In recent years intermittent fasting has become the buzzy new kid on the dieting block. But what is intermittent fasting? Does it really work? And is it right for you? Today we will dive into all these questions.
What is intermittent fasting?
Well that depends. Both in the medical literature and in the ley media intermittent fasting refers to several different patterns of alternate periods of eating and fasting. Let’s define the most common regimens:
Alternate day fasting: just what it sounds like, alternate 24-hour periods of eating and not eating
5:2 fasting: reducing calories to 500 or less two days per week
Time restricted daily eating: fasting for 12 to 18 hours daily and eating in the remaining 6-10 hour window
I find my patients are best able to follow a time restricted daily eating pattern with a goal of fasting for 16 hours and eating during an 8-hour window. Most accomplish this by pushing back breakfast to 11 am or skipping breakfast altogether and having lunch at noon. They wrap up dinner by 7 or 8 p.m.
What is intermittent fasting supposed to do?
Intermittent fasting was originally studied for its effects on longevity. Early studies showed rats’ life spans could be increased by up to 80% with alternate day fasting! You won’t be surprised to hear that you probably won’t live to be 120 years old if you skip some meals.
However, studies of intermittent fasting in humans have shown many benefits including improved cholesterol levels, lower blood pressure, improved insulin sensitivity, weight loss and decreased waist circumference. Inflammation is decreased with intermittent fasting, leading to improved resistance to disease. Studies suggest this may help with healing after surgery. There seem to be cognitive benefits too. There are even on-going studies in patients receiving chemotherapy for cancer. So stay tuned, the list of benefits seems to increase daily.
But isn’t breakfast the most important meal of the day?
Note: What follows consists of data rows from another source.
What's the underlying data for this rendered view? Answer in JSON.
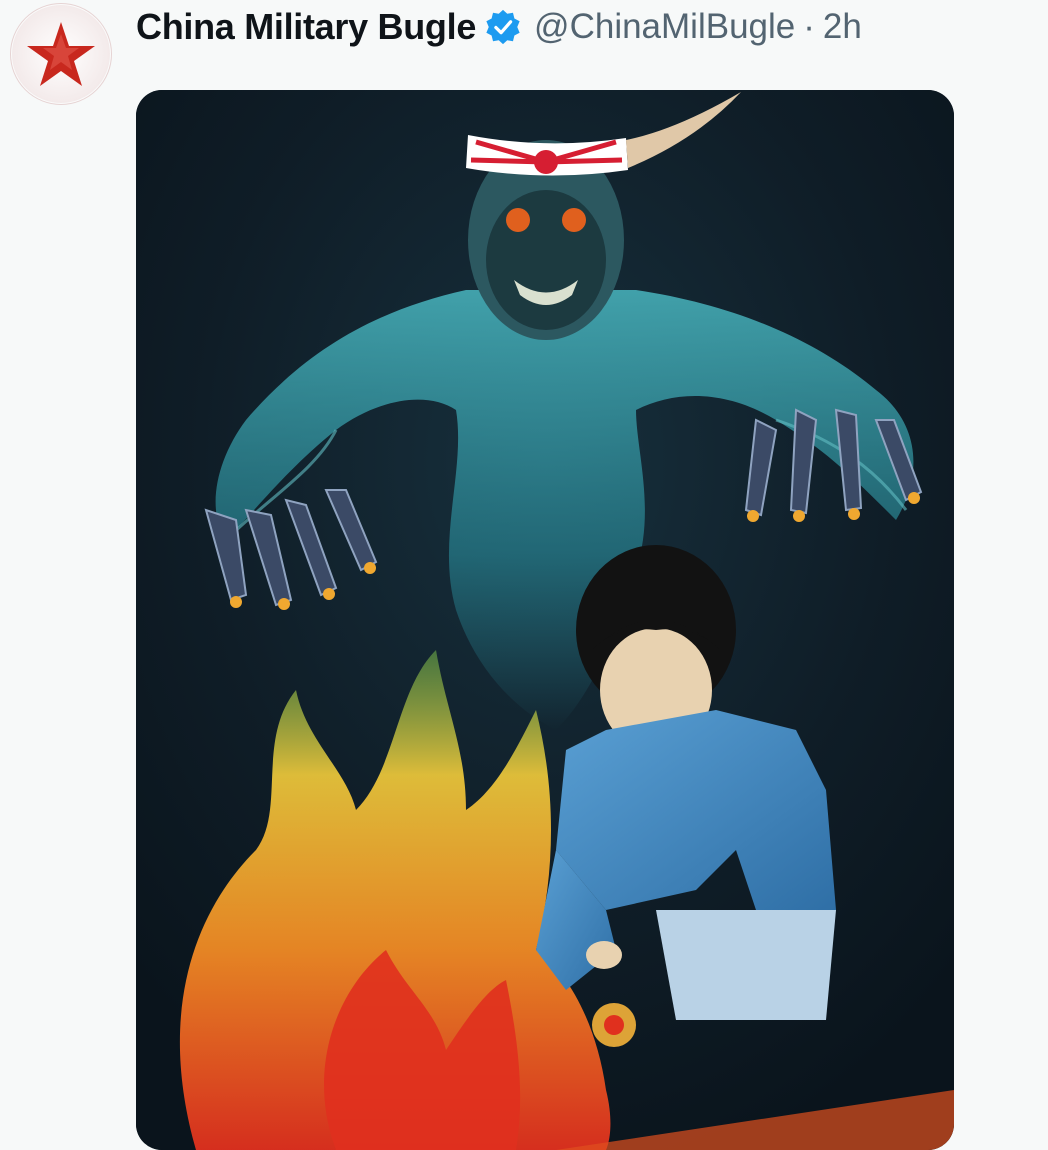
{
  "tweet": {
    "author": {
      "display_name": "China Military Bugle",
      "handle": "@ChinaMilBugle",
      "verified": true,
      "avatar_icon": "red-star-icon"
    },
    "separator": "·",
    "time_ago": "2h",
    "media": {
      "kind": "illustration"
    }
  },
  "colors": {
    "name_text": "#0f1419",
    "muted_text": "#536471",
    "verified_blue": "#1d9bf0",
    "background": "#f7f9f9",
    "avatar_star_red": "#c8281e",
    "illustration_bg": "#0e1a24",
    "ghost_teal": "#3fb8c4",
    "flame_orange": "#f08a24",
    "suit_blue": "#3f86c0"
  }
}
We all remember hearing that we need food in the morning to fuel us for the day. It turns out that it’s how you break your fast, not when you break it that is important. Traditional American breakfasts of cereal hot or cold (including oatmeal), toast or waffles and pancakes are very high in carbohydrates. They set our blood sugar off on a roller coaster trajectory that makes us hungry, irritable and carb craving.
Break your fast instead with a mixed meal of protein, healthy fats and whole grains and your energy levels will be more stable and carb cravings will not appear. This is as true at 11 am as it is at 7 or 8 am.
Many people are concerned because they wake up hungry. But you don’t have to start time restricted eating all at once. Start with a 12 hour fast (from 7p.m. to 7 a.m. for example) and lengthen your fast by 30-60 minutes each week until you are routinely eating only during an 8-hour period. Hunger and irritability will subside as your body becomes used to your new routine.
Remember intermittent fasting does not apply to calorie free beverages like water, coffee and tea. You should avoid artificially sweetened drinks during your fast as they increase insulin levels and can increase hunger and carbohydrate craving.
Also remember you don’t have to follow intermittent fasting everyday to reap some of the benefits. Many of my patients follow time restricted eating during the week, but give themselves more lee-way on the weekends.
The first step to following intermittent fasting is to check with your physician and make sure it is safe for you. This is especially important for patients taking certain medications for diabetes.
Then set yourself up for success with some planning. When is your typical meal schedule and how will you alter it? What will you eat for breakfast and how will you remember to stop eating at the end of the day. As with all new habits it can be helpful to tell your family, friends or co-workers about your plans so they can support your efforts.
Remember the goal of intermittent fasting is not only weight loss, but to provide a sustainable lifestyle change with many potential health benefits.
If you are interested in the scientific literature on intermittent fasting, there was a great review article in the New England Journal of Medicine on December 26, 2019.